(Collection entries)
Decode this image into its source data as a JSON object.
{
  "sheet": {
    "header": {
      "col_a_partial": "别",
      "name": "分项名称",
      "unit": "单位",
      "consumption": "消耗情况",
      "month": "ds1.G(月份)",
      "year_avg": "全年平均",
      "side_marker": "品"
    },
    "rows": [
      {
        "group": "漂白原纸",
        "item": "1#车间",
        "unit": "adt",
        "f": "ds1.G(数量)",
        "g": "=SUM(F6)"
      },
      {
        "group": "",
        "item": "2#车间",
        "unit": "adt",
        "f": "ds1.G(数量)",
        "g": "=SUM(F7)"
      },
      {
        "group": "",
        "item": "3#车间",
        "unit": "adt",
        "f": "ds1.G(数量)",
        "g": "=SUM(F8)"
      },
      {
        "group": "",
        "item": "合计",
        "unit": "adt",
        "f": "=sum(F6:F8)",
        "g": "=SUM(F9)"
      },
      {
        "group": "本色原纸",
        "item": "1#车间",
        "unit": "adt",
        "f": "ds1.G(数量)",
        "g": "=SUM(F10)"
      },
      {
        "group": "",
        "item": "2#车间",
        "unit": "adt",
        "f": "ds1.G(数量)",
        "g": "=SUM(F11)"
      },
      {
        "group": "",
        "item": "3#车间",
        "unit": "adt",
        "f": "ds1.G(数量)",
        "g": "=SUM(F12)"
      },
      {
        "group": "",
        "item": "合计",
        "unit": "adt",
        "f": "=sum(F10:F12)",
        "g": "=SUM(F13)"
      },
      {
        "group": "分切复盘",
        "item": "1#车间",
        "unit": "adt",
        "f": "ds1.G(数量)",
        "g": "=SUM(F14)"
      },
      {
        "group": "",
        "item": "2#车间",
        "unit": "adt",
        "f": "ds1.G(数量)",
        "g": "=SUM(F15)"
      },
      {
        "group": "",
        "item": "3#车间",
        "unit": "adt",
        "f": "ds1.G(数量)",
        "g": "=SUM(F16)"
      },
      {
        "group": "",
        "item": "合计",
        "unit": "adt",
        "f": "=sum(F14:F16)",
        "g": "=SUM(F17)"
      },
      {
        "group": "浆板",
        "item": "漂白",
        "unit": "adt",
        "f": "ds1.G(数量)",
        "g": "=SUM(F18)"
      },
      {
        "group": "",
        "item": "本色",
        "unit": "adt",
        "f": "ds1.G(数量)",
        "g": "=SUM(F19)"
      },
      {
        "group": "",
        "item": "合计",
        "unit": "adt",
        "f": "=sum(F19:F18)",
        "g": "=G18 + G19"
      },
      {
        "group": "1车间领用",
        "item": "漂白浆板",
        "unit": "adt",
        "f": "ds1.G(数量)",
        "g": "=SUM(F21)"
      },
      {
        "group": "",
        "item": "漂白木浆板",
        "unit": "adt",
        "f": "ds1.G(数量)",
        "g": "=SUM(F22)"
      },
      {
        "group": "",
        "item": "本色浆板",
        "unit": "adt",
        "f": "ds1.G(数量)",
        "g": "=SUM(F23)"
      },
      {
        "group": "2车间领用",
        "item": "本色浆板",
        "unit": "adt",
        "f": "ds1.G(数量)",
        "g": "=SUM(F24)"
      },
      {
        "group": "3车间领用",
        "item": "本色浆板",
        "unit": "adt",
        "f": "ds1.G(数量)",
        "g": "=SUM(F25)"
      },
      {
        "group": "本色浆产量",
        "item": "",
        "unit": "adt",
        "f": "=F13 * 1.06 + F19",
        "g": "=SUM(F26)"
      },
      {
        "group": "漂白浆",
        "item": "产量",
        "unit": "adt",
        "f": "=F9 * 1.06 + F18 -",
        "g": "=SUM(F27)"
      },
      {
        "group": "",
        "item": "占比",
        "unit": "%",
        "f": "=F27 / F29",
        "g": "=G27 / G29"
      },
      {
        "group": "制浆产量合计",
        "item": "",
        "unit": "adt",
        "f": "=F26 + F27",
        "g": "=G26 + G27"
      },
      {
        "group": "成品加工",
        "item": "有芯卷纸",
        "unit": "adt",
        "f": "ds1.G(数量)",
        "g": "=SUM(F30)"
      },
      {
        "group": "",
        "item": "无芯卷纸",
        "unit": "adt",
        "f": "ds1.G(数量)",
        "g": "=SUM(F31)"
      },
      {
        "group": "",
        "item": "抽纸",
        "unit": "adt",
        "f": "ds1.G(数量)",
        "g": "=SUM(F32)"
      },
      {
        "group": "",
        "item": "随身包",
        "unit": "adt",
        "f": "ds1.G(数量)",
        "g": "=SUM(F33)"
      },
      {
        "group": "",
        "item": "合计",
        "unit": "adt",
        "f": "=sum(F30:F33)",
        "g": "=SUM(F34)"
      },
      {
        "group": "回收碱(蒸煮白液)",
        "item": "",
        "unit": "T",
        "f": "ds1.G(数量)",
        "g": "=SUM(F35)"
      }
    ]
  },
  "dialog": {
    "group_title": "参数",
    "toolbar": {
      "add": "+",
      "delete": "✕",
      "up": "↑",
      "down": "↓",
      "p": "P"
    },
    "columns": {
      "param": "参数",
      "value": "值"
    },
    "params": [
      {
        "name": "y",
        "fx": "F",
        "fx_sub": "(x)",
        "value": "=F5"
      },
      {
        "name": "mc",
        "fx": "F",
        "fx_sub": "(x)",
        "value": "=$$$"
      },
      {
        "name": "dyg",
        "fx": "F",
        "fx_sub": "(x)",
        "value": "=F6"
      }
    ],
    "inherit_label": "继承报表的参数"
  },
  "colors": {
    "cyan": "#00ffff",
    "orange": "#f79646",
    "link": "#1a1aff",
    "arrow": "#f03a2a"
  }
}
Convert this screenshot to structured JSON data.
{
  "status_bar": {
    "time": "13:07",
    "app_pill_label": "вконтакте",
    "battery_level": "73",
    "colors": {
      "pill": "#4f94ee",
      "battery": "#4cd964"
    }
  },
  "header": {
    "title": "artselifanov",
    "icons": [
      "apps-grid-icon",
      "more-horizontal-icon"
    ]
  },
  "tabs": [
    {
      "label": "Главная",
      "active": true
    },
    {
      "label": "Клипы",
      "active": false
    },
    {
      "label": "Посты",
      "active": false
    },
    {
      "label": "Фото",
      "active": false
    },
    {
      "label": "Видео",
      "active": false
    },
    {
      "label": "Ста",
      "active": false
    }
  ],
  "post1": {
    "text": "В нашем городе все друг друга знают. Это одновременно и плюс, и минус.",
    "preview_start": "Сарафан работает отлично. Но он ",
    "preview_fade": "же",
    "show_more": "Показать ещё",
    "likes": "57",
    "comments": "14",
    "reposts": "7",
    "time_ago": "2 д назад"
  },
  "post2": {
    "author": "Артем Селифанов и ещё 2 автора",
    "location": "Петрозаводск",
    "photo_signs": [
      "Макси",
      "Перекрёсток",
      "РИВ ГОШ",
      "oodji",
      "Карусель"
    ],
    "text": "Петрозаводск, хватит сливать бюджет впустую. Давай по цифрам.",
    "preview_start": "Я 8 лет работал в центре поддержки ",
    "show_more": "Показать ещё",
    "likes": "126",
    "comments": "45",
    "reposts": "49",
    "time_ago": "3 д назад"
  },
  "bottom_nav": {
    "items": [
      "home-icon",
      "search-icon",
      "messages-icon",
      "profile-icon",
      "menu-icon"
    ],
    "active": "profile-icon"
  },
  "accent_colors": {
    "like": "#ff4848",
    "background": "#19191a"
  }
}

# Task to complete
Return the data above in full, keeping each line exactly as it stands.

# Answer for this exercise
Decode this image into its source data as a JSON object.
{
  "sheet": {
    "header": {
      "col_a_partial": "别",
      "name": "分项名称",
      "unit": "单位",
      "consumption": "消耗情况",
      "month": "ds1.G(月份)",
      "year_avg": "全年平均",
      "side_marker": "品"
    },
    "rows": [
      {
        "group": "漂白原纸",
        "item": "1#车间",
        "unit": "adt",
        "f": "ds1.G(数量)",
        "g": "=SUM(F6)"
      },
      {
        "group": "",
        "item": "2#车间",
        "unit": "adt",
        "f": "ds1.G(数量)",
        "g": "=SUM(F7)"
      },
      {
        "group": "",
        "item": "3#车间",
        "unit": "adt",
        "f": "ds1.G(数量)",
        "g": "=SUM(F8)"
      },
      {
        "group": "",
        "item": "合计",
        "unit": "adt",
        "f": "=sum(F6:F8)",
        "g": "=SUM(F9)"
      },
      {
        "group": "本色原纸",
        "item": "1#车间",
        "unit": "adt",
        "f": "ds1.G(数量)",
        "g": "=SUM(F10)"
      },
      {
        "group": "",
        "item": "2#车间",
        "unit": "adt",
        "f": "ds1.G(数量)",
        "g": "=SUM(F11)"
      },
      {
        "group": "",
        "item": "3#车间",
        "unit": "adt",
        "f": "ds1.G(数量)",
        "g": "=SUM(F12)"
      },
      {
        "group": "",
        "item": "合计",
        "unit": "adt",
        "f": "=sum(F10:F12)",
        "g": "=SUM(F13)"
      },
      {
        "group": "分切复盘",
        "item": "1#车间",
        "unit": "adt",
        "f": "ds1.G(数量)",
        "g": "=SUM(F14)"
      },
      {
        "group": "",
        "item": "2#车间",
        "unit": "adt",
        "f": "ds1.G(数量)",
        "g": "=SUM(F15)"
      },
      {
        "group": "",
        "item": "3#车间",
        "unit": "adt",
        "f": "ds1.G(数量)",
        "g": "=SUM(F16)"
      },
      {
        "group": "",
        "item": "合计",
        "unit": "adt",
        "f": "=sum(F14:F16)",
        "g": "=SUM(F17)"
      },
      {
        "group": "浆板",
        "item": "漂白",
        "unit": "adt",
        "f": "ds1.G(数量)",
        "g": "=SUM(F18)"
      },
      {
        "group": "",
        "item": "本色",
        "unit": "adt",
        "f": "ds1.G(数量)",
        "g": "=SUM(F19)"
      },
      {
        "group": "",
        "item": "合计",
        "unit": "adt",
        "f": "=sum(F19:F18)",
        "g": "=G18 + G19"
      },
      {
        "group": "1车间领用",
        "item": "漂白浆板",
        "unit": "adt",
        "f": "ds1.G(数量)",
        "g": "=SUM(F21)"
      },
      {
        "group": "",
        "item": "漂白木浆板",
        "unit": "adt",
        "f": "ds1.G(数量)",
        "g": "=SUM(F22)"
      },
      {
        "group": "",
        "item": "本色浆板",
        "unit": "adt",
        "f": "ds1.G(数量)",
        "g": "=SUM(F23)"
      },
      {
        "group": "2车间领用",
        "item": "本色浆板",
        "unit": "adt",
        "f": "ds1.G(数量)",
        "g": "=SUM(F24)"
      },
      {
        "group": "3车间领用",
        "item": "本色浆板",
        "unit": "adt",
        "f": "ds1.G(数量)",
        "g": "=SUM(F25)"
      },
      {
        "group": "本色浆产量",
        "item": "",
        "unit": "adt",
        "f": "=F13 * 1.06 + F19",
        "g": "=SUM(F26)"
      },
      {
        "group": "漂白浆",
        "item": "产量",
        "unit": "adt",
        "f": "=F9 * 1.06 + F18 -",
        "g": "=SUM(F27)"
      },
      {
        "group": "",
        "item": "占比",
        "unit": "%",
        "f": "=F27 / F29",
        "g": "=G27 / G29"
      },
      {
        "group": "制浆产量合计",
        "item": "",
        "unit": "adt",
        "f": "=F26 + F27",
        "g": "=G26 + G27"
      },
      {
        "group": "成品加工",
        "item": "有芯卷纸",
        "unit": "adt",
        "f": "ds1.G(数量)",
        "g": "=SUM(F30)"
      },
      {
        "group": "",
        "item": "无芯卷纸",
        "unit": "adt",
        "f": "ds1.G(数量)",
        "g": "=SUM(F31)"
      },
      {
        "group": "",
        "item": "抽纸",
        "unit": "adt",
        "f": "ds1.G(数量)",
        "g": "=SUM(F32)"
      },
      {
        "group": "",
        "item": "随身包",
        "unit": "adt",
        "f": "ds1.G(数量)",
        "g": "=SUM(F33)"
      },
      {
        "group": "",
        "item": "合计",
        "unit": "adt",
        "f": "=sum(F30:F33)",
        "g": "=SUM(F34)"
      },
      {
        "group": "回收碱(蒸煮白液)",
        "item": "",
        "unit": "T",
        "f": "ds1.G(数量)",
        "g": "=SUM(F35)"
      }
    ]
  },
  "dialog": {
    "group_title": "参数",
    "toolbar": {
      "add": "+",
      "delete": "✕",
      "up": "↑",
      "down": "↓",
      "p": "P"
    },
    "columns": {
      "param": "参数",
      "value": "值"
    },
    "params": [
      {
        "name": "y",
        "fx": "F",
        "fx_sub": "(x)",
        "value": "=F5"
      },
      {
        "name": "mc",
        "fx": "F",
        "fx_sub": "(x)",
        "value": "=$$$"
      },
      {
        "name": "dyg",
        "fx": "F",
        "fx_sub": "(x)",
        "value": "=F6"
      }
    ],
    "inherit_label": "继承报表的参数"
  },
  "colors": {
    "cyan": "#00ffff",
    "orange": "#f79646",
    "link": "#1a1aff",
    "arrow": "#f03a2a"
  }
}
Convert this screenshot to structured JSON data.
{
  "status_bar": {
    "time": "13:07",
    "app_pill_label": "вконтакте",
    "battery_level": "73",
    "colors": {
      "pill": "#4f94ee",
      "battery": "#4cd964"
    }
  },
  "header": {
    "title": "artselifanov",
    "icons": [
      "apps-grid-icon",
      "more-horizontal-icon"
    ]
  },
  "tabs": [
    {
      "label": "Главная",
      "active": true
    },
    {
      "label": "Клипы",
      "active": false
    },
    {
      "label": "Посты",
      "active": false
    },
    {
      "label": "Фото",
      "active": false
    },
    {
      "label": "Видео",
      "active": false
    },
    {
      "label": "Ста",
      "active": false
    }
  ],
  "post1": {
    "text": "В нашем городе все друг друга знают. Это одновременно и плюс, и минус.",
    "preview_start": "Сарафан работает отлично. Но он ",
    "preview_fade": "же",
    "show_more": "Показать ещё",
    "likes": "57",
    "comments": "14",
    "reposts": "7",
    "time_ago": "2 д назад"
  },
  "post2": {
    "author": "Артем Селифанов и ещё 2 автора",
    "location": "Петрозаводск",
    "photo_signs": [
      "Макси",
      "Перекрёсток",
      "РИВ ГОШ",
      "oodji",
      "Карусель"
    ],
    "text": "Петрозаводск, хватит сливать бюджет впустую. Давай по цифрам.",
    "preview_start": "Я 8 лет работал в центре поддержки ",
    "show_more": "Показать ещё",
    "likes": "126",
    "comments": "45",
    "reposts": "49",
    "time_ago": "3 д назад"
  },
  "bottom_nav": {
    "items": [
      "home-icon",
      "search-icon",
      "messages-icon",
      "profile-icon",
      "menu-icon"
    ],
    "active": "profile-icon"
  },
  "accent_colors": {
    "like": "#ff4848",
    "background": "#19191a"
  }
}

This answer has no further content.